Afternoon all. I've seen many people asking how to make a smart DoorBell with the Fibaro System and thought i'd create a guide on one I have recently created using the Fibaro universal sensor, RGBW controller, Sonos LUA device and notification panel and an existing doorbell. In my house, there was an existing mains powered DoorBell made by Byron. After taking the case off, i turned off the power and started to gut out all of the components just so i had the bell button wires and the mains wires. I bought, off off Amazon a small LED driver to convert 240v to 12vDC with just enough amperage to run the FGBS-00-1. Link Below http://www.amazon.co.uk/gp/product/B016AH5ABA?psc=1&redirect=true&ref_=oh_aui_detailpage_o00_s00 I then wired up the LED driver with the mains power, put my HC2 in inclusion mode and connected the power to the uni sensor. This included fine so then soldered one of the inputs to the positive of the bell wire and the negative to the other. I found out the the bell push button on the outside of the house had a bulb in it and did not work as a normal push button so changed it for a basic push-to-make button and this worked AOK so i organised the old doorbell and ended up looking like this before i put the cover on. I also have a CCTV system with some Hikvision IP cams so made the following script when the doorbell is pressed to start some scenes in the house, play a track on the Sonos, send notifications to iPhones and to take a photo of the front door.

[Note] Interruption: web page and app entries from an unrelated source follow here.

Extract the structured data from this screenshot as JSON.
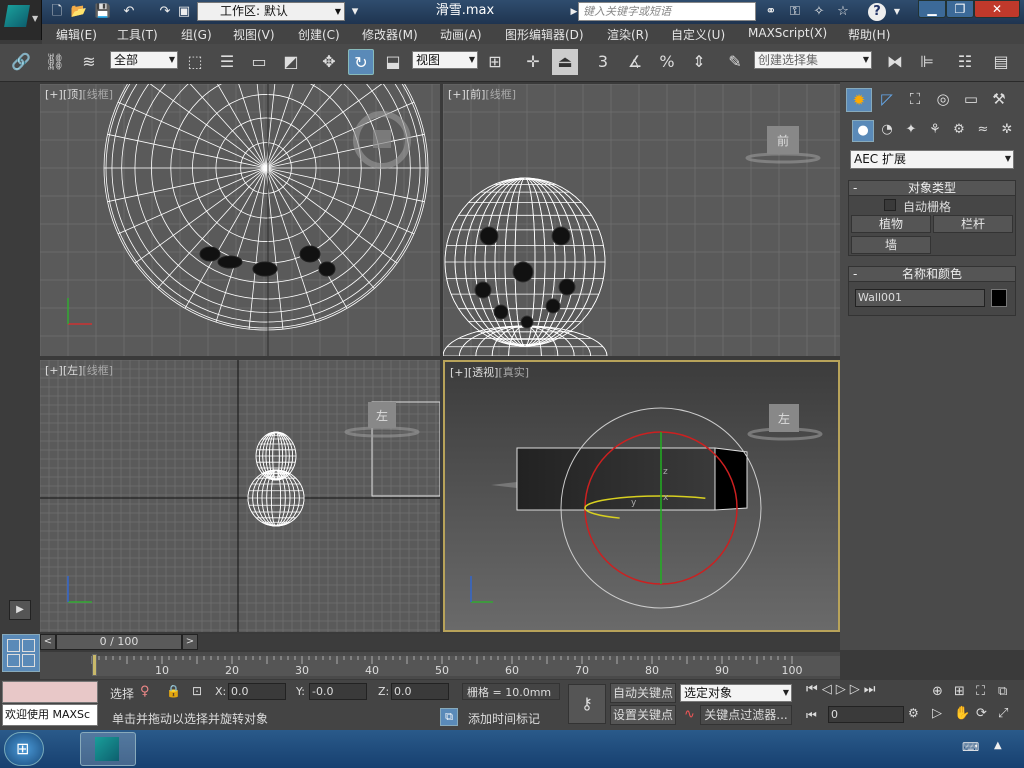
{
  "title": {
    "workspace_label": "工作区: 默认",
    "filename": "滑雪.max",
    "search_placeholder": "键入关键字或短语"
  },
  "menus": [
    "编辑(E)",
    "工具(T)",
    "组(G)",
    "视图(V)",
    "创建(C)",
    "修改器(M)",
    "动画(A)",
    "图形编辑器(D)",
    "渲染(R)",
    "自定义(U)",
    "MAXScript(X)",
    "帮助(H)"
  ],
  "toolbar": {
    "filter_selected": "全部",
    "ref_coord_selected": "视图",
    "named_selection_placeholder": "创建选择集",
    "snap_angle_label": "3",
    "percent_snap_label": "%"
  },
  "viewports": {
    "top": {
      "bracket": "[+]",
      "name": "[顶]",
      "mode": "[线框]"
    },
    "front": {
      "bracket": "[+]",
      "name": "[前]",
      "mode": "[线框]",
      "cube_label": "前"
    },
    "left": {
      "bracket": "[+]",
      "name": "[左]",
      "mode": "[线框]",
      "cube_label": "左"
    },
    "perspective": {
      "bracket": "[+]",
      "name": "[透视]",
      "mode": "[真实]",
      "cube_label": "左"
    }
  },
  "command_panel": {
    "category_selected": "AEC 扩展",
    "object_type_header": "对象类型",
    "autogrid_label": "自动栅格",
    "buttons": [
      "植物",
      "栏杆",
      "墙"
    ],
    "name_color_header": "名称和颜色",
    "object_name": "Wall001",
    "object_color": "#000000"
  },
  "timeline": {
    "frame_display": "0 / 100",
    "ticks": [
      "10",
      "20",
      "30",
      "40",
      "50",
      "60",
      "70",
      "80",
      "90",
      "100"
    ]
  },
  "status": {
    "maxscript_label": "欢迎使用 MAXSc",
    "selection_label": "选择",
    "x_label": "X:",
    "x_value": "0.0",
    "y_label": "Y:",
    "y_value": "-0.0",
    "z_label": "Z:",
    "z_value": "0.0",
    "grid_label": "栅格 = 10.0mm",
    "prompt": "单击并拖动以选择并旋转对象",
    "add_time_tag": "添加时间标记",
    "auto_key": "自动关键点",
    "set_key": "设置关键点",
    "key_target_selected": "选定对象",
    "key_filters": "关键点过滤器...",
    "current_frame": "0"
  },
  "colors": {
    "accent_active": "#5a8ab8",
    "persp_border": "#b8a35a",
    "gizmo_red": "#cc2020",
    "gizmo_green": "#20b020",
    "gizmo_yellow": "#d8d020"
  }
}
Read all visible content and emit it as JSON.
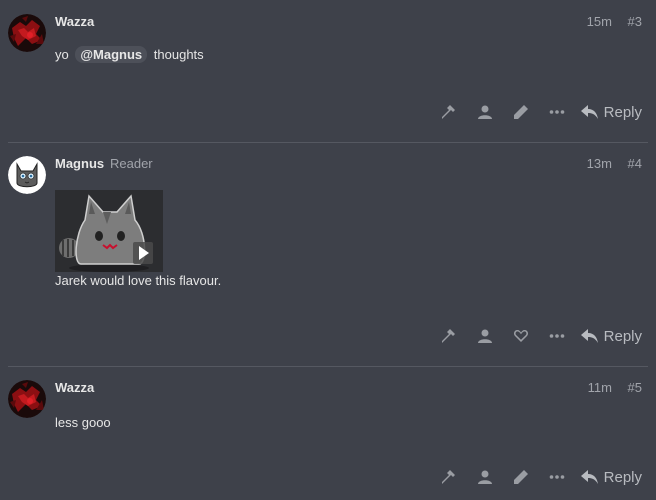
{
  "posts": [
    {
      "username": "Wazza",
      "user_title": "",
      "time": "15m",
      "post_number": "#3",
      "content_prefix": "yo",
      "mention": "@Magnus",
      "content_suffix": "thoughts",
      "actions": [
        "admin-wrench-icon",
        "user-icon",
        "edit-pencil-icon",
        "more-ellipsis-icon"
      ],
      "reply_label": "Reply"
    },
    {
      "username": "Magnus",
      "user_title": "Reader",
      "time": "13m",
      "post_number": "#4",
      "content": "Jarek would love this flavour.",
      "actions": [
        "admin-wrench-icon",
        "user-icon",
        "like-heart-icon",
        "more-ellipsis-icon"
      ],
      "reply_label": "Reply"
    },
    {
      "username": "Wazza",
      "user_title": "",
      "time": "11m",
      "post_number": "#5",
      "content": "less gooo",
      "actions": [
        "admin-wrench-icon",
        "user-icon",
        "edit-pencil-icon",
        "more-ellipsis-icon"
      ],
      "reply_label": "Reply"
    }
  ],
  "colors": {
    "background": "#3e414a",
    "divider": "#555861",
    "text": "#e6e6e6",
    "muted": "#a1a4ab"
  }
}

With the device groups, these are all RGBW controllers around the house that flash for about 3 seconds and then turn off with the next scene. Here is the the script for when the doorbell switch is safe. With the DS Hall LED turning off after 120 seconds, this is for a set of LED lights in the porch as per below. Works like a charm and has done for about 3 weeks with no problems. Previously, i was using a Fibaro door/window sensor with the bell wire but just wanted to step it up a notch:-) If anyone has any questions at all, please let me know and i will see if i can help. Thanks, Hallamnet